» **Required work**
An exact reproduction of all entries is required.
* * * *
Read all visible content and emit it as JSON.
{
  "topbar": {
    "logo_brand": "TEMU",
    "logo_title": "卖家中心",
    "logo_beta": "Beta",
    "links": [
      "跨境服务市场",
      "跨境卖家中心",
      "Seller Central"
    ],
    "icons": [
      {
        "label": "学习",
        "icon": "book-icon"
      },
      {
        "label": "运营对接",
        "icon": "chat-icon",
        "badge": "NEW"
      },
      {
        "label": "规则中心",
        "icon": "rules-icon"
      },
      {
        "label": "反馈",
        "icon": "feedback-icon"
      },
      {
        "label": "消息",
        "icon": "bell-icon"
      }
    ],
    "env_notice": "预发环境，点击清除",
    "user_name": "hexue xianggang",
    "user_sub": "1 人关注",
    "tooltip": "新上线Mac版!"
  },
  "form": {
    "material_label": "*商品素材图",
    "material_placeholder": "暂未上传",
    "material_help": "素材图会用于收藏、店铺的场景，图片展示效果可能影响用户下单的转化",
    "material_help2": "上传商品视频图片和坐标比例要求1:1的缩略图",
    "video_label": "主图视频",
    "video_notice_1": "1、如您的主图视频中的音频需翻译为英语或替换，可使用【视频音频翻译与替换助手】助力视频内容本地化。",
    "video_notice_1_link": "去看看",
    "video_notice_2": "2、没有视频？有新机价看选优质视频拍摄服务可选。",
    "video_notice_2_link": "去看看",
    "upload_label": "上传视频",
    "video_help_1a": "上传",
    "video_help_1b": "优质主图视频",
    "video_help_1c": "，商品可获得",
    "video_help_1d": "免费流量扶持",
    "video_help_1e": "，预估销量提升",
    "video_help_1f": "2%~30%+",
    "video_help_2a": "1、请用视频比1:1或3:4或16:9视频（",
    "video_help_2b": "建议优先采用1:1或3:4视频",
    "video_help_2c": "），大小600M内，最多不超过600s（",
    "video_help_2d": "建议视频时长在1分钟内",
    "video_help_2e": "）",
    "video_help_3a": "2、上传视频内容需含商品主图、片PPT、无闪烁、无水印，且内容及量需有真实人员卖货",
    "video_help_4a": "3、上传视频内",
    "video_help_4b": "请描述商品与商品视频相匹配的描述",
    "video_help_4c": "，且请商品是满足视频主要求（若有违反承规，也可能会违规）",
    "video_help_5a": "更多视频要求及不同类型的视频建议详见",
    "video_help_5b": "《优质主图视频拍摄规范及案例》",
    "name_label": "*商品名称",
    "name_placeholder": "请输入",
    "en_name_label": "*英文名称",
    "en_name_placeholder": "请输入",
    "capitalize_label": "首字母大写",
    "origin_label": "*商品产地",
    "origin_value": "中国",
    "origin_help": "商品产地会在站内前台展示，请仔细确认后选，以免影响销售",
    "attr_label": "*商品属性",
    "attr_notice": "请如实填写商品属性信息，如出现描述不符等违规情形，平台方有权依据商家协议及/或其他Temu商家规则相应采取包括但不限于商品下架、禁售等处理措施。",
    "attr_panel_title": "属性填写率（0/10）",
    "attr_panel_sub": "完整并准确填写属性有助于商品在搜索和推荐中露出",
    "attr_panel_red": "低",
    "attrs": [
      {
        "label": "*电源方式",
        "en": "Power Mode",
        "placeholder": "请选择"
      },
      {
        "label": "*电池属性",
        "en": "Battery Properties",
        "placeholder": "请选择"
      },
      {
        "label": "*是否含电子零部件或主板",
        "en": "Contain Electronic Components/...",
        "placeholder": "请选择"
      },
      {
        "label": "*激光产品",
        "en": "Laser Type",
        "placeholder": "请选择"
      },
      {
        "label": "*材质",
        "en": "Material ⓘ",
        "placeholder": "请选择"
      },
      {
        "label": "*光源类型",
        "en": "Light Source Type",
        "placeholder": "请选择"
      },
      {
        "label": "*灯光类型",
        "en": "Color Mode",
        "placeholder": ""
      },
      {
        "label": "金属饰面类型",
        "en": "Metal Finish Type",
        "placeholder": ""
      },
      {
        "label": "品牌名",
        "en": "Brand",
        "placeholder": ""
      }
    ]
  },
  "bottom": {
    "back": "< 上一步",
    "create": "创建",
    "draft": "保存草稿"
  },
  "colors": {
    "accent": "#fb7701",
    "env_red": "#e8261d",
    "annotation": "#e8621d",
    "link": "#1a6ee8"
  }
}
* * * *
» **Answer for this exercise**
Read all visible content and emit it as JSON.
{
  "topbar": {
    "logo_brand": "TEMU",
    "logo_title": "卖家中心",
    "logo_beta": "Beta",
    "links": [
      "跨境服务市场",
      "跨境卖家中心",
      "Seller Central"
    ],
    "icons": [
      {
        "label": "学习",
        "icon": "book-icon"
      },
      {
        "label": "运营对接",
        "icon": "chat-icon",
        "badge": "NEW"
      },
      {
        "label": "规则中心",
        "icon": "rules-icon"
      },
      {
        "label": "反馈",
        "icon": "feedback-icon"
      },
      {
        "label": "消息",
        "icon": "bell-icon"
      }
    ],
    "env_notice": "预发环境，点击清除",
    "user_name": "hexue xianggang",
    "user_sub": "1 人关注",
    "tooltip": "新上线Mac版!"
  },
  "form": {
    "material_label": "*商品素材图",
    "material_placeholder": "暂未上传",
    "material_help": "素材图会用于收藏、店铺的场景，图片展示效果可能影响用户下单的转化",
    "material_help2": "上传商品视频图片和坐标比例要求1:1的缩略图",
    "video_label": "主图视频",
    "video_notice_1": "1、如您的主图视频中的音频需翻译为英语或替换，可使用【视频音频翻译与替换助手】助力视频内容本地化。",
    "video_notice_1_link": "去看看",
    "video_notice_2": "2、没有视频？有新机价看选优质视频拍摄服务可选。",
    "video_notice_2_link": "去看看",
    "upload_label": "上传视频",
    "video_help_1a": "上传",
    "video_help_1b": "优质主图视频",
    "video_help_1c": "，商品可获得",
    "video_help_1d": "免费流量扶持",
    "video_help_1e": "，预估销量提升",
    "video_help_1f": "2%~30%+",
    "video_help_2a": "1、请用视频比1:1或3:4或16:9视频（",
    "video_help_2b": "建议优先采用1:1或3:4视频",
    "video_help_2c": "），大小600M内，最多不超过600s（",
    "video_help_2d": "建议视频时长在1分钟内",
    "video_help_2e": "）",
    "video_help_3a": "2、上传视频内容需含商品主图、片PPT、无闪烁、无水印，且内容及量需有真实人员卖货",
    "video_help_4a": "3、上传视频内",
    "video_help_4b": "请描述商品与商品视频相匹配的描述",
    "video_help_4c": "，且请商品是满足视频主要求（若有违反承规，也可能会违规）",
    "video_help_5a": "更多视频要求及不同类型的视频建议详见",
    "video_help_5b": "《优质主图视频拍摄规范及案例》",
    "name_label": "*商品名称",
    "name_placeholder": "请输入",
    "en_name_label": "*英文名称",
    "en_name_placeholder": "请输入",
    "capitalize_label": "首字母大写",
    "origin_label": "*商品产地",
    "origin_value": "中国",
    "origin_help": "商品产地会在站内前台展示，请仔细确认后选，以免影响销售",
    "attr_label": "*商品属性",
    "attr_notice": "请如实填写商品属性信息，如出现描述不符等违规情形，平台方有权依据商家协议及/或其他Temu商家规则相应采取包括但不限于商品下架、禁售等处理措施。",
    "attr_panel_title": "属性填写率（0/10）",
    "attr_panel_sub": "完整并准确填写属性有助于商品在搜索和推荐中露出",
    "attr_panel_red": "低",
    "attrs": [
      {
        "label": "*电源方式",
        "en": "Power Mode",
        "placeholder": "请选择"
      },
      {
        "label": "*电池属性",
        "en": "Battery Properties",
        "placeholder": "请选择"
      },
      {
        "label": "*是否含电子零部件或主板",
        "en": "Contain Electronic Components/...",
        "placeholder": "请选择"
      },
      {
        "label": "*激光产品",
        "en": "Laser Type",
        "placeholder": "请选择"
      },
      {
        "label": "*材质",
        "en": "Material ⓘ",
        "placeholder": "请选择"
      },
      {
        "label": "*光源类型",
        "en": "Light Source Type",
        "placeholder": "请选择"
      },
      {
        "label": "*灯光类型",
        "en": "Color Mode",
        "placeholder": ""
      },
      {
        "label": "金属饰面类型",
        "en": "Metal Finish Type",
        "placeholder": ""
      },
      {
        "label": "品牌名",
        "en": "Brand",
        "placeholder": ""
      }
    ]
  },
  "bottom": {
    "back": "< 上一步",
    "create": "创建",
    "draft": "保存草稿"
  },
  "colors": {
    "accent": "#fb7701",
    "env_red": "#e8261d",
    "annotation": "#e8621d",
    "link": "#1a6ee8"
  }
}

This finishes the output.